(Data about app and page elements)
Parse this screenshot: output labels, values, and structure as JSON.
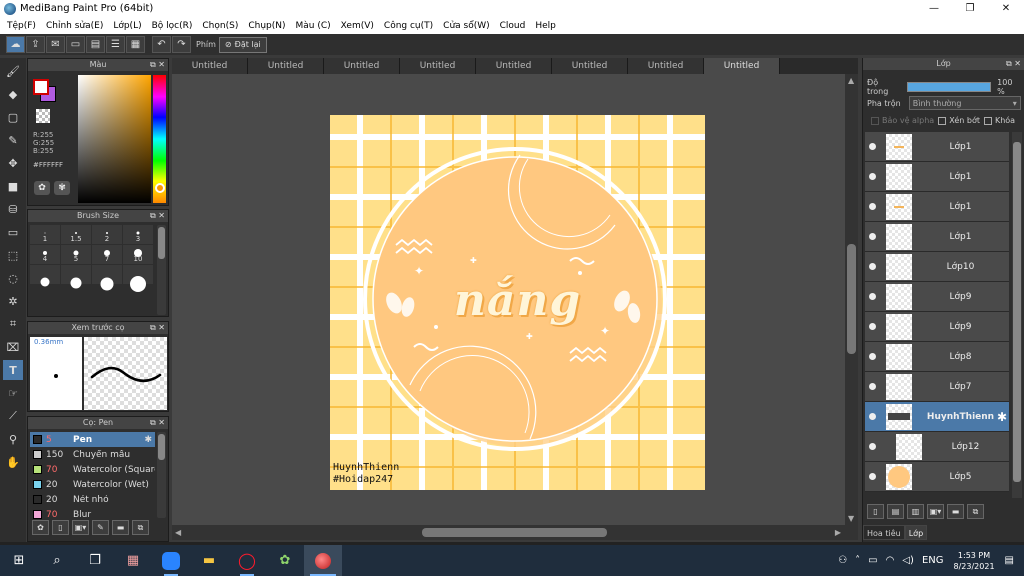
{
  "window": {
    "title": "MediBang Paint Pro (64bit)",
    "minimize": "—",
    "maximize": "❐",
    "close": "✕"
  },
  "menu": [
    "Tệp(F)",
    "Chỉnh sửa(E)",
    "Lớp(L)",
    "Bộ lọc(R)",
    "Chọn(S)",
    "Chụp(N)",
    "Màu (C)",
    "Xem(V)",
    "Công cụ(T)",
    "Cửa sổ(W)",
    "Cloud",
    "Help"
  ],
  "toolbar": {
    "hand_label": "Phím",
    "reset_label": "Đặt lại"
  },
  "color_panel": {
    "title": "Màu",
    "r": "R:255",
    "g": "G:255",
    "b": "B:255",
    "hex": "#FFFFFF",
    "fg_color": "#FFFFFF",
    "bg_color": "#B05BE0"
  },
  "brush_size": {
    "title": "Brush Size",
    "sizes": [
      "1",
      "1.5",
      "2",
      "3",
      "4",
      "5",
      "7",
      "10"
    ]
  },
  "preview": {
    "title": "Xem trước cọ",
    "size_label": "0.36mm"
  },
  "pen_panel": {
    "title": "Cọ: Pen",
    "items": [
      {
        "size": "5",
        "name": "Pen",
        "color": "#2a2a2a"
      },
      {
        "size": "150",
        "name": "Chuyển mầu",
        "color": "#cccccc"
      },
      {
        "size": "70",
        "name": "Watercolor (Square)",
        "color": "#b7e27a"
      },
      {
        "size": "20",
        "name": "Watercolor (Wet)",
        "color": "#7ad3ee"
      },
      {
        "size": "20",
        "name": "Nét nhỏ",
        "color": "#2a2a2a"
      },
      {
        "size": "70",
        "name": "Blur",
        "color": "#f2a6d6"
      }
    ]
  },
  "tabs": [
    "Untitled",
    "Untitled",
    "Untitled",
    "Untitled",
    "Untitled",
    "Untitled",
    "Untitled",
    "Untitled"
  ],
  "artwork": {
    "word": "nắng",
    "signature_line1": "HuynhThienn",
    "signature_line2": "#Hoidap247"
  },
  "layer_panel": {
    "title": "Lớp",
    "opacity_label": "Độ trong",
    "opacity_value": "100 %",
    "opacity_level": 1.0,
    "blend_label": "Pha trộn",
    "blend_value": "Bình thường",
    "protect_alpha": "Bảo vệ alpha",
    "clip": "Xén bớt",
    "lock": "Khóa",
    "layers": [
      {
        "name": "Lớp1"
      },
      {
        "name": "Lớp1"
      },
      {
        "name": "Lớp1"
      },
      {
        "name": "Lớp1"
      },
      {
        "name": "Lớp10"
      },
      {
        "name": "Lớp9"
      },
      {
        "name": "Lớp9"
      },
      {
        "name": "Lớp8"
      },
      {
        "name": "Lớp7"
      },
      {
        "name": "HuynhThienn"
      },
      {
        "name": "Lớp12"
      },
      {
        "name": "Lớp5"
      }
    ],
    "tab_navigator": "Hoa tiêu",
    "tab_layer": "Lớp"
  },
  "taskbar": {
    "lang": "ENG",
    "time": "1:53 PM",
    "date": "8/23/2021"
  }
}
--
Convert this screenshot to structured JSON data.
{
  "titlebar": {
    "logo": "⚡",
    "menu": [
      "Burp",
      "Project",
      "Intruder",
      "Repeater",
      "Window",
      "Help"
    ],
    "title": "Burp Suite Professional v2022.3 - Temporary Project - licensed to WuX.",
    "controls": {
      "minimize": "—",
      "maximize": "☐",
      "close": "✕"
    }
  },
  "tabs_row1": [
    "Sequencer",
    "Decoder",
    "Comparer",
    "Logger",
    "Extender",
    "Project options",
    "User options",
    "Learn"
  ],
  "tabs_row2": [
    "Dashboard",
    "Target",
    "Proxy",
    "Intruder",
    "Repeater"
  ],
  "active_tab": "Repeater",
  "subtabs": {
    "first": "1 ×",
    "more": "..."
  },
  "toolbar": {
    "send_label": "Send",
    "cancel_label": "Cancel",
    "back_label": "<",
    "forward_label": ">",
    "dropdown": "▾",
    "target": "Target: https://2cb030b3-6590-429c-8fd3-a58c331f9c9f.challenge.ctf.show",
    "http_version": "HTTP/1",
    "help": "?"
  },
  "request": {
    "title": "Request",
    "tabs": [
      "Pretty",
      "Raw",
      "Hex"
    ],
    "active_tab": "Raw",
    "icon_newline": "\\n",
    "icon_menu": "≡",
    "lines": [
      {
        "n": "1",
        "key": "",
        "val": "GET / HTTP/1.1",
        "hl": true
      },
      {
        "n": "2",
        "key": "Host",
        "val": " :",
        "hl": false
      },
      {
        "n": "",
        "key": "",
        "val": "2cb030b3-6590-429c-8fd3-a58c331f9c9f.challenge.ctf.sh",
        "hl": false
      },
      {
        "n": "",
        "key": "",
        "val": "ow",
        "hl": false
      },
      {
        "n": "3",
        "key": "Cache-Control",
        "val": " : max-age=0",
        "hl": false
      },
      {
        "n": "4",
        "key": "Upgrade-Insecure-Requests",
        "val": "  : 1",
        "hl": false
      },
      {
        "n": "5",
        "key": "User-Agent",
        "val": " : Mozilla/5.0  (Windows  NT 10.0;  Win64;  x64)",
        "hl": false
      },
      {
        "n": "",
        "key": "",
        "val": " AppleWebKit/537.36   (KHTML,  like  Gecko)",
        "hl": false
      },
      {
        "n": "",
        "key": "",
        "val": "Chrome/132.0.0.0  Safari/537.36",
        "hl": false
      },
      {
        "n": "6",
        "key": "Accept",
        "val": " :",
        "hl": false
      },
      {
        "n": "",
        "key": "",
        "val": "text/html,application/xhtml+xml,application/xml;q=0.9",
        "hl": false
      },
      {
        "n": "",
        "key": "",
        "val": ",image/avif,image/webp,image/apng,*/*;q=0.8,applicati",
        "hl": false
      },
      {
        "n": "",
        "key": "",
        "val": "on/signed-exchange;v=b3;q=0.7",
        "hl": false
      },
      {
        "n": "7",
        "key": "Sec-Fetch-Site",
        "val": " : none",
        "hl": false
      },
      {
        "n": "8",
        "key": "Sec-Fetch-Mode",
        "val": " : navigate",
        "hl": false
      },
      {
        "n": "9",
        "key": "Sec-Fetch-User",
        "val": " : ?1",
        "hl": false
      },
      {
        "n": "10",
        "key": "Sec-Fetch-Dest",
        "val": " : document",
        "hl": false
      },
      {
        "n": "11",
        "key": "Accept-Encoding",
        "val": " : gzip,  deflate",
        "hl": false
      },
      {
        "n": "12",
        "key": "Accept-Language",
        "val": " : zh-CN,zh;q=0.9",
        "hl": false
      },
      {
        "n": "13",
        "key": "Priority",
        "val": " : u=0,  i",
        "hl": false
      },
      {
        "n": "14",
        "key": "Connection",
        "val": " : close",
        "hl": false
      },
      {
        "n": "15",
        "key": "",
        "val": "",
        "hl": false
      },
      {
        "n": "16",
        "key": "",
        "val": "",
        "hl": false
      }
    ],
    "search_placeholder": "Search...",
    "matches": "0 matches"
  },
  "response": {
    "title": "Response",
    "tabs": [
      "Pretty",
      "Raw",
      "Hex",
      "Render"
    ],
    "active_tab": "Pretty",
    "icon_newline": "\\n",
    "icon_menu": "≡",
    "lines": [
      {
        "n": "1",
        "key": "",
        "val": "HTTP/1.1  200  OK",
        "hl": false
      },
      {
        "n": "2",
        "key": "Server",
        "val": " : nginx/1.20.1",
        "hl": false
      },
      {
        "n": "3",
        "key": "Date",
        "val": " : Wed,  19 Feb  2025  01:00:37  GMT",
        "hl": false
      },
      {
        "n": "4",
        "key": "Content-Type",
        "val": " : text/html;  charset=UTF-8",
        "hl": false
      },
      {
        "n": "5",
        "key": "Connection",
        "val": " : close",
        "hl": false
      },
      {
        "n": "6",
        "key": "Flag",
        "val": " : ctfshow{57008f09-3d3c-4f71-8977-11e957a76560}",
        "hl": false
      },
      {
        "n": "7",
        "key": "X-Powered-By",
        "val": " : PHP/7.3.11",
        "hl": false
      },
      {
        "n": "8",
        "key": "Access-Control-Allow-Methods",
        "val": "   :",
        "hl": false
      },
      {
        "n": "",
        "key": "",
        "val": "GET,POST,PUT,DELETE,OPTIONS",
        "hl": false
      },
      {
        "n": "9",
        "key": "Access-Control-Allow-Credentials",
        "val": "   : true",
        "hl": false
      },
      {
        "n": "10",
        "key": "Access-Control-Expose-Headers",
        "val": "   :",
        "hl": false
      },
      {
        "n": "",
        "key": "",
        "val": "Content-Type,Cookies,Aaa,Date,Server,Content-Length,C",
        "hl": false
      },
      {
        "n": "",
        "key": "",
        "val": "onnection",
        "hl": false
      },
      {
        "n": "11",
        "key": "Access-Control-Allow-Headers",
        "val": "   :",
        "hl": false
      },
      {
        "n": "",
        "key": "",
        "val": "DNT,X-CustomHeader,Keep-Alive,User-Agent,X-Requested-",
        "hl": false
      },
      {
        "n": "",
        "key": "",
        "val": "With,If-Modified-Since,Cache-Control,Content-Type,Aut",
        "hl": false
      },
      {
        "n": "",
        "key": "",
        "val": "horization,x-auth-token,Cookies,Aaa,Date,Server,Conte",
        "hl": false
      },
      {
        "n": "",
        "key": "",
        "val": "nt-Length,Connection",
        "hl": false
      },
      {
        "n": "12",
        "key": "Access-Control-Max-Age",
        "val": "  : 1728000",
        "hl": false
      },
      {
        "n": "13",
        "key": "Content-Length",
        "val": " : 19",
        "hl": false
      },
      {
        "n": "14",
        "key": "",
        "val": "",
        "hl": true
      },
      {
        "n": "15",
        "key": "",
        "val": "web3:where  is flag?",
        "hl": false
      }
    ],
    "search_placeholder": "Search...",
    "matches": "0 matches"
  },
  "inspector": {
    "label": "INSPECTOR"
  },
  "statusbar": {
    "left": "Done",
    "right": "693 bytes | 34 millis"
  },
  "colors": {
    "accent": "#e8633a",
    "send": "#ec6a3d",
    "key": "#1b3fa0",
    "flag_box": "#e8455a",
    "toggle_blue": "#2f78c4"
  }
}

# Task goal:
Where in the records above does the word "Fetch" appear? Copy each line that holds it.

# Reply:
        "key": "Sec-Fetch-Site",
        "key": "Sec-Fetch-Mode",
        "key": "Sec-Fetch-User",
        "key": "Sec-Fetch-Dest",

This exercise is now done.